- _What is needed_
Scan the entries for lines containing the string "Approach". Reply with how many there are, and nothing else.

- _Data section_
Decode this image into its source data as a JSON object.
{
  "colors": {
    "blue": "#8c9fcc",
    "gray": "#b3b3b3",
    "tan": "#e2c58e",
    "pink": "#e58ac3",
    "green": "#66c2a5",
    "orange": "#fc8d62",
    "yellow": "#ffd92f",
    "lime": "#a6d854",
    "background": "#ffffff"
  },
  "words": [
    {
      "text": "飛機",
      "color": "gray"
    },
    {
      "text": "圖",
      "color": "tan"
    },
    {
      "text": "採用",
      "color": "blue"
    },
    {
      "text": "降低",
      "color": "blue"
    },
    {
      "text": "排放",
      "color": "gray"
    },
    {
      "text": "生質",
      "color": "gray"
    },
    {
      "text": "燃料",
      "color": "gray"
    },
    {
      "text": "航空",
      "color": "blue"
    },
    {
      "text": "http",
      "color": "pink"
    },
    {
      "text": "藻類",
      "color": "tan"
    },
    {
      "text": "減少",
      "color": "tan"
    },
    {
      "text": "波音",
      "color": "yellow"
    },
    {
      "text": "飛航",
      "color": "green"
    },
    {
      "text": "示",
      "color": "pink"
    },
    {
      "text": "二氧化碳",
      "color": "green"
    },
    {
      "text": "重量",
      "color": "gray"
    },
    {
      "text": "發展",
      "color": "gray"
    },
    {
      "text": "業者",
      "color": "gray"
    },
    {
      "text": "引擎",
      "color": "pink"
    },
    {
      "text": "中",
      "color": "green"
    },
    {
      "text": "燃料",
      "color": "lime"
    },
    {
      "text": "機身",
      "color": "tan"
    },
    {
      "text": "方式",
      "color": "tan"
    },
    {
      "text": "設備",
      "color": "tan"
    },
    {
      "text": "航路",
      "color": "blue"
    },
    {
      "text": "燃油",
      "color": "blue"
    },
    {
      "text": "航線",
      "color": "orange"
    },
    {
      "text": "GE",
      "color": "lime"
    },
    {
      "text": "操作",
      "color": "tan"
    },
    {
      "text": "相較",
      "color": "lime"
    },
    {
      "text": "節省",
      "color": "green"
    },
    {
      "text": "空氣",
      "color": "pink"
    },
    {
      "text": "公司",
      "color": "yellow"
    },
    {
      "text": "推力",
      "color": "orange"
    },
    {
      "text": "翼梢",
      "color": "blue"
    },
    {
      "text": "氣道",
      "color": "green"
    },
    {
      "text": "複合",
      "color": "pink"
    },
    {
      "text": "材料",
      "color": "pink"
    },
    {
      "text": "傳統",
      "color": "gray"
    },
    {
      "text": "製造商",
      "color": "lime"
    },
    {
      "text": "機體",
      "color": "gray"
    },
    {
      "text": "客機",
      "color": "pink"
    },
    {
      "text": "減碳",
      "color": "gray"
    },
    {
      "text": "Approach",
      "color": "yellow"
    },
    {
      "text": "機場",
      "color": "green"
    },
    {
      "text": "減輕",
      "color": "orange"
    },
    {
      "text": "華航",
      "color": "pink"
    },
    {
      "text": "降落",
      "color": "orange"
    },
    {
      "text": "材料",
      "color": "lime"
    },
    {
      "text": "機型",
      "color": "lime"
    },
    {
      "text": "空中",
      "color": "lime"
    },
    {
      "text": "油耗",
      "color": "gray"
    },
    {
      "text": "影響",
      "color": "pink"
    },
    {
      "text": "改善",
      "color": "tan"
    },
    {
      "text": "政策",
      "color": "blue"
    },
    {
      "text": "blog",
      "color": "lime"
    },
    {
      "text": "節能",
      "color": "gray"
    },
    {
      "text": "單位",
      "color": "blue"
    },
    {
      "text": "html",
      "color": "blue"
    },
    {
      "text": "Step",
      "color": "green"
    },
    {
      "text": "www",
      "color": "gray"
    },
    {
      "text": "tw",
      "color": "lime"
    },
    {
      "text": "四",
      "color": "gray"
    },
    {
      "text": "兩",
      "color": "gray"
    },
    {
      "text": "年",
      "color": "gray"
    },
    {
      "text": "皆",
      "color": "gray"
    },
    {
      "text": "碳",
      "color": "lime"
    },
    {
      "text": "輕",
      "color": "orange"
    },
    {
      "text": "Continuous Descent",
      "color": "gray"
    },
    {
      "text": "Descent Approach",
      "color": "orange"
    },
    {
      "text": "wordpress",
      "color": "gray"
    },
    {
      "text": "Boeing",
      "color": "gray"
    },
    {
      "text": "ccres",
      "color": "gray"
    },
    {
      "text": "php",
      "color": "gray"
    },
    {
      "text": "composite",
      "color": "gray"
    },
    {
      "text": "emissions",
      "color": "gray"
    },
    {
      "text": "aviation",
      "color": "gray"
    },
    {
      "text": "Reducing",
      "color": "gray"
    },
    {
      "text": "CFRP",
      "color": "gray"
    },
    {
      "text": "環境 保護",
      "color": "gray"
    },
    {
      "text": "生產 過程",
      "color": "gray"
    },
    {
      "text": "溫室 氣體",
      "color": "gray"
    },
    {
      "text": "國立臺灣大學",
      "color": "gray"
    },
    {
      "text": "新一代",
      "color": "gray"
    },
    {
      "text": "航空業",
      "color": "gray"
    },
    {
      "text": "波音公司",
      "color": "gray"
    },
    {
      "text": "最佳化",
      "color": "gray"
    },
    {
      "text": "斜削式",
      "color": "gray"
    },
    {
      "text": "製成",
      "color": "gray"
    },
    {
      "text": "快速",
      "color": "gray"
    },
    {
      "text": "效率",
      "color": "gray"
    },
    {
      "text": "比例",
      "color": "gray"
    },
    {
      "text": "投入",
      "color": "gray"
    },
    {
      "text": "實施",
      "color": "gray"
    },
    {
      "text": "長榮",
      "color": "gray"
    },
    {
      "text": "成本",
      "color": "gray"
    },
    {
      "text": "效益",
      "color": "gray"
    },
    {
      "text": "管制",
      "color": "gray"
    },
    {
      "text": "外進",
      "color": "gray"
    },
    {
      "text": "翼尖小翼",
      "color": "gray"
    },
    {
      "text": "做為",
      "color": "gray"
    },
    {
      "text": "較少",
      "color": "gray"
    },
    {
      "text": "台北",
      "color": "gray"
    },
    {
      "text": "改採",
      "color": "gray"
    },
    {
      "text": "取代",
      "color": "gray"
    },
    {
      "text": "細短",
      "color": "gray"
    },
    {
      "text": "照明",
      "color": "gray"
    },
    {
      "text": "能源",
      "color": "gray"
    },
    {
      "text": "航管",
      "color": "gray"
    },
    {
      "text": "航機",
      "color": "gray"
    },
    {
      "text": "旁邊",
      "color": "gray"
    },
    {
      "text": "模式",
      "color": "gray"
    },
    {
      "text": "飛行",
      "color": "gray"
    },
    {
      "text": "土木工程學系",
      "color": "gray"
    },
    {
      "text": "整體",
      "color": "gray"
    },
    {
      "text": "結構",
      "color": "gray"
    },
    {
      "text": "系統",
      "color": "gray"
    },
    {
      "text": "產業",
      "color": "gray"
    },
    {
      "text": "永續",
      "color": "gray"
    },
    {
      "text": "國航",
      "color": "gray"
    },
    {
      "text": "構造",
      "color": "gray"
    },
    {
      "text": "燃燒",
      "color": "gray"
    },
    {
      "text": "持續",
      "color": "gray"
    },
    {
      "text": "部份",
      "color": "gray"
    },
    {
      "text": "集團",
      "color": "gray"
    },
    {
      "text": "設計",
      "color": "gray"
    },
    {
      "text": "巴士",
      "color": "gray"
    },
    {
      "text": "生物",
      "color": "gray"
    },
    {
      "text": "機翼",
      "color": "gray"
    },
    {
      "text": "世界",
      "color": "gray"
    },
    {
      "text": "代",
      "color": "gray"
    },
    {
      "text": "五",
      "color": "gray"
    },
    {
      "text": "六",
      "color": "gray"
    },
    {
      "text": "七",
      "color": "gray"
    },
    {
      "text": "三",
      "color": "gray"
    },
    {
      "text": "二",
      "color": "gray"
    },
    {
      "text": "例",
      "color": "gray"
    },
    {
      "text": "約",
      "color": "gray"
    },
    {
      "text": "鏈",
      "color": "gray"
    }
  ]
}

- _Result of the exercise_
2